Cedar Breaks National Monument is a natural amphitheater canyon, stretching across 3 miles, with a depth of over 2,000 feet. The elevation of the rim is over 10,000 feet above sea level. Cedar Breaks was established in 1933 and is located 21 miles east of Cedar City, Utah. Cedar Breaks is a spectacular world of rainbow hued rock formations millions of years in the making. The eroded rock of the canyon is similar to formations at Bryce Canyon National Park, but has its own distinct look. From its high vantage points, clear vistas extend hundreds of miles featuring lush alpine forests and serene wildflower meadows.
The Cedar Breaks amphitheater, located near the west end of the Colorado Plateau, covers the west side of the Markagunt Plateau, the same plateau that forms parts of Zion National Park. Uplift and erosion formed the canyon over millions of years, raising and then wearing away the shale, limestone, and sandstone that was deposited at the bottom of an ancient lake, known as Lake Claron about 60 million years ago.
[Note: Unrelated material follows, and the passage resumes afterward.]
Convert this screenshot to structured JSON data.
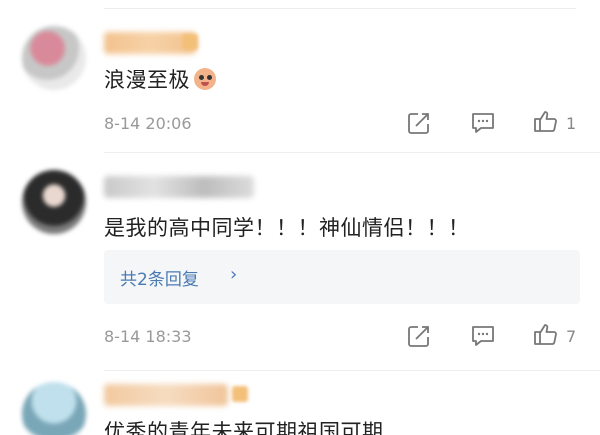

It continues to erode at a pace of about 2 inches every 5 years. Indian settlers called it the “Circle of Painted Cliffs” because of the many brilliant colors that the rocks of the eroded canyon contained. The area is another form of badlands-canyons, spires, walls, and cliffs so steep and confusing that the land, while of great aesthetic value, are of little utilitarian worth. Early settlers called them badlands or breaks and created its current name by combining breaks with cedar for the many juniper trees that grow in the area.
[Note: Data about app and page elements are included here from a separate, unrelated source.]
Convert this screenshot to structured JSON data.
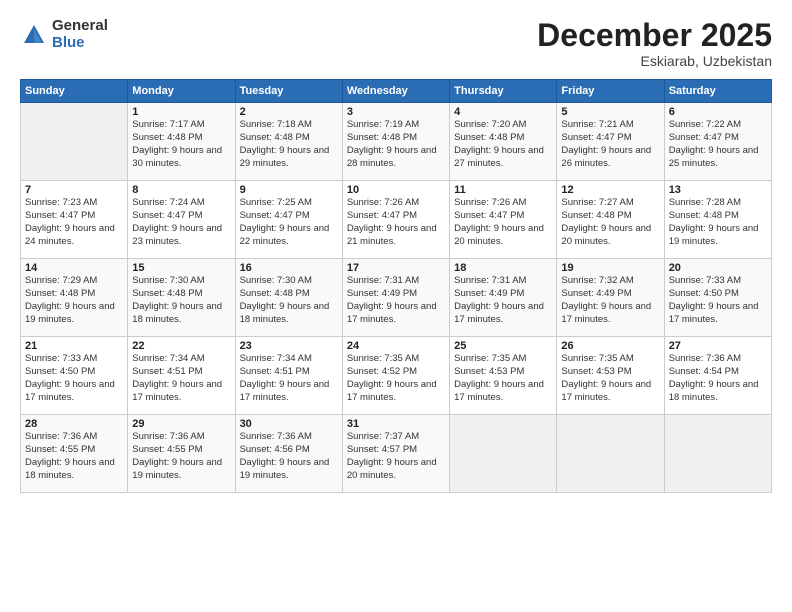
{
  "header": {
    "logo_general": "General",
    "logo_blue": "Blue",
    "main_title": "December 2025",
    "subtitle": "Eskiarab, Uzbekistan"
  },
  "calendar": {
    "days_of_week": [
      "Sunday",
      "Monday",
      "Tuesday",
      "Wednesday",
      "Thursday",
      "Friday",
      "Saturday"
    ],
    "weeks": [
      [
        {
          "day": "",
          "sunrise": "",
          "sunset": "",
          "daylight": "",
          "empty": true
        },
        {
          "day": "1",
          "sunrise": "Sunrise: 7:17 AM",
          "sunset": "Sunset: 4:48 PM",
          "daylight": "Daylight: 9 hours and 30 minutes."
        },
        {
          "day": "2",
          "sunrise": "Sunrise: 7:18 AM",
          "sunset": "Sunset: 4:48 PM",
          "daylight": "Daylight: 9 hours and 29 minutes."
        },
        {
          "day": "3",
          "sunrise": "Sunrise: 7:19 AM",
          "sunset": "Sunset: 4:48 PM",
          "daylight": "Daylight: 9 hours and 28 minutes."
        },
        {
          "day": "4",
          "sunrise": "Sunrise: 7:20 AM",
          "sunset": "Sunset: 4:48 PM",
          "daylight": "Daylight: 9 hours and 27 minutes."
        },
        {
          "day": "5",
          "sunrise": "Sunrise: 7:21 AM",
          "sunset": "Sunset: 4:47 PM",
          "daylight": "Daylight: 9 hours and 26 minutes."
        },
        {
          "day": "6",
          "sunrise": "Sunrise: 7:22 AM",
          "sunset": "Sunset: 4:47 PM",
          "daylight": "Daylight: 9 hours and 25 minutes."
        }
      ],
      [
        {
          "day": "7",
          "sunrise": "Sunrise: 7:23 AM",
          "sunset": "Sunset: 4:47 PM",
          "daylight": "Daylight: 9 hours and 24 minutes."
        },
        {
          "day": "8",
          "sunrise": "Sunrise: 7:24 AM",
          "sunset": "Sunset: 4:47 PM",
          "daylight": "Daylight: 9 hours and 23 minutes."
        },
        {
          "day": "9",
          "sunrise": "Sunrise: 7:25 AM",
          "sunset": "Sunset: 4:47 PM",
          "daylight": "Daylight: 9 hours and 22 minutes."
        },
        {
          "day": "10",
          "sunrise": "Sunrise: 7:26 AM",
          "sunset": "Sunset: 4:47 PM",
          "daylight": "Daylight: 9 hours and 21 minutes."
        },
        {
          "day": "11",
          "sunrise": "Sunrise: 7:26 AM",
          "sunset": "Sunset: 4:47 PM",
          "daylight": "Daylight: 9 hours and 20 minutes."
        },
        {
          "day": "12",
          "sunrise": "Sunrise: 7:27 AM",
          "sunset": "Sunset: 4:48 PM",
          "daylight": "Daylight: 9 hours and 20 minutes."
        },
        {
          "day": "13",
          "sunrise": "Sunrise: 7:28 AM",
          "sunset": "Sunset: 4:48 PM",
          "daylight": "Daylight: 9 hours and 19 minutes."
        }
      ],
      [
        {
          "day": "14",
          "sunrise": "Sunrise: 7:29 AM",
          "sunset": "Sunset: 4:48 PM",
          "daylight": "Daylight: 9 hours and 19 minutes."
        },
        {
          "day": "15",
          "sunrise": "Sunrise: 7:30 AM",
          "sunset": "Sunset: 4:48 PM",
          "daylight": "Daylight: 9 hours and 18 minutes."
        },
        {
          "day": "16",
          "sunrise": "Sunrise: 7:30 AM",
          "sunset": "Sunset: 4:48 PM",
          "daylight": "Daylight: 9 hours and 18 minutes."
        },
        {
          "day": "17",
          "sunrise": "Sunrise: 7:31 AM",
          "sunset": "Sunset: 4:49 PM",
          "daylight": "Daylight: 9 hours and 17 minutes."
        },
        {
          "day": "18",
          "sunrise": "Sunrise: 7:31 AM",
          "sunset": "Sunset: 4:49 PM",
          "daylight": "Daylight: 9 hours and 17 minutes."
        },
        {
          "day": "19",
          "sunrise": "Sunrise: 7:32 AM",
          "sunset": "Sunset: 4:49 PM",
          "daylight": "Daylight: 9 hours and 17 minutes."
        },
        {
          "day": "20",
          "sunrise": "Sunrise: 7:33 AM",
          "sunset": "Sunset: 4:50 PM",
          "daylight": "Daylight: 9 hours and 17 minutes."
        }
      ],
      [
        {
          "day": "21",
          "sunrise": "Sunrise: 7:33 AM",
          "sunset": "Sunset: 4:50 PM",
          "daylight": "Daylight: 9 hours and 17 minutes."
        },
        {
          "day": "22",
          "sunrise": "Sunrise: 7:34 AM",
          "sunset": "Sunset: 4:51 PM",
          "daylight": "Daylight: 9 hours and 17 minutes."
        },
        {
          "day": "23",
          "sunrise": "Sunrise: 7:34 AM",
          "sunset": "Sunset: 4:51 PM",
          "daylight": "Daylight: 9 hours and 17 minutes."
        },
        {
          "day": "24",
          "sunrise": "Sunrise: 7:35 AM",
          "sunset": "Sunset: 4:52 PM",
          "daylight": "Daylight: 9 hours and 17 minutes."
        },
        {
          "day": "25",
          "sunrise": "Sunrise: 7:35 AM",
          "sunset": "Sunset: 4:53 PM",
          "daylight": "Daylight: 9 hours and 17 minutes."
        },
        {
          "day": "26",
          "sunrise": "Sunrise: 7:35 AM",
          "sunset": "Sunset: 4:53 PM",
          "daylight": "Daylight: 9 hours and 17 minutes."
        },
        {
          "day": "27",
          "sunrise": "Sunrise: 7:36 AM",
          "sunset": "Sunset: 4:54 PM",
          "daylight": "Daylight: 9 hours and 18 minutes."
        }
      ],
      [
        {
          "day": "28",
          "sunrise": "Sunrise: 7:36 AM",
          "sunset": "Sunset: 4:55 PM",
          "daylight": "Daylight: 9 hours and 18 minutes."
        },
        {
          "day": "29",
          "sunrise": "Sunrise: 7:36 AM",
          "sunset": "Sunset: 4:55 PM",
          "daylight": "Daylight: 9 hours and 19 minutes."
        },
        {
          "day": "30",
          "sunrise": "Sunrise: 7:36 AM",
          "sunset": "Sunset: 4:56 PM",
          "daylight": "Daylight: 9 hours and 19 minutes."
        },
        {
          "day": "31",
          "sunrise": "Sunrise: 7:37 AM",
          "sunset": "Sunset: 4:57 PM",
          "daylight": "Daylight: 9 hours and 20 minutes."
        },
        {
          "day": "",
          "sunrise": "",
          "sunset": "",
          "daylight": "",
          "empty": true
        },
        {
          "day": "",
          "sunrise": "",
          "sunset": "",
          "daylight": "",
          "empty": true
        },
        {
          "day": "",
          "sunrise": "",
          "sunset": "",
          "daylight": "",
          "empty": true
        }
      ]
    ]
  }
}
Cedar Breaks National Monument contains rock formations known as hoodoos. These are also known as tent rocks, fairy chimneys or earth pyramids. A hoodoo is a tall thin spire of rock that protrudes from the bottom of an arid drainage basin or badland. Hoodoos are composed of soft sedimentary rock and are topped by a piece of harder, less easily-eroded stone that protects the column from the elements. Hoodoos have a variable thickness often described as having a “totem pole-shaped body.” Hoodoos range in height from that of an average human being to heights exceeding a 10-story building. Hoodoo shapes are affected by the erosional patterns of alternating hard and softer rock layers. Minerals deposited within different rock types cause hoodoos to have different colors throughout their height.
Cedar Breaks provides many different types of activities. There is a scenic drive along The Cedar Breaks Hwy U-148 that offers beautiful views of the rock formations, meadows, and forests. There are four developed overlooks, and trail heads for two hiking trails located along the scenic drive. The Alpine Pond Trail is an easy two mile route that offers excellent views of the wildflower meadows. Spectra Points/Ramparts Trail leads for one mile to the Spectra Point Overlook. Hikers who are prepared for a slightly more strenuous hike may continue one mile further to the Ramparts Overlook. During the summer months, geology talks and evening campfire programs are offered by the park rangers. Campground sites are also available on a first come, first serve basis from mid June through September.
Cedar Breaks boasts some of the most spectacular wildflowers and fall colors in the nation. Hundreds of thousands of guests visit the park each year. During the winter months, the scenic highway through Cedar Breaks is closed and becomes a groomed trail for snowmobiles, x-country skiing, and snowshoeing.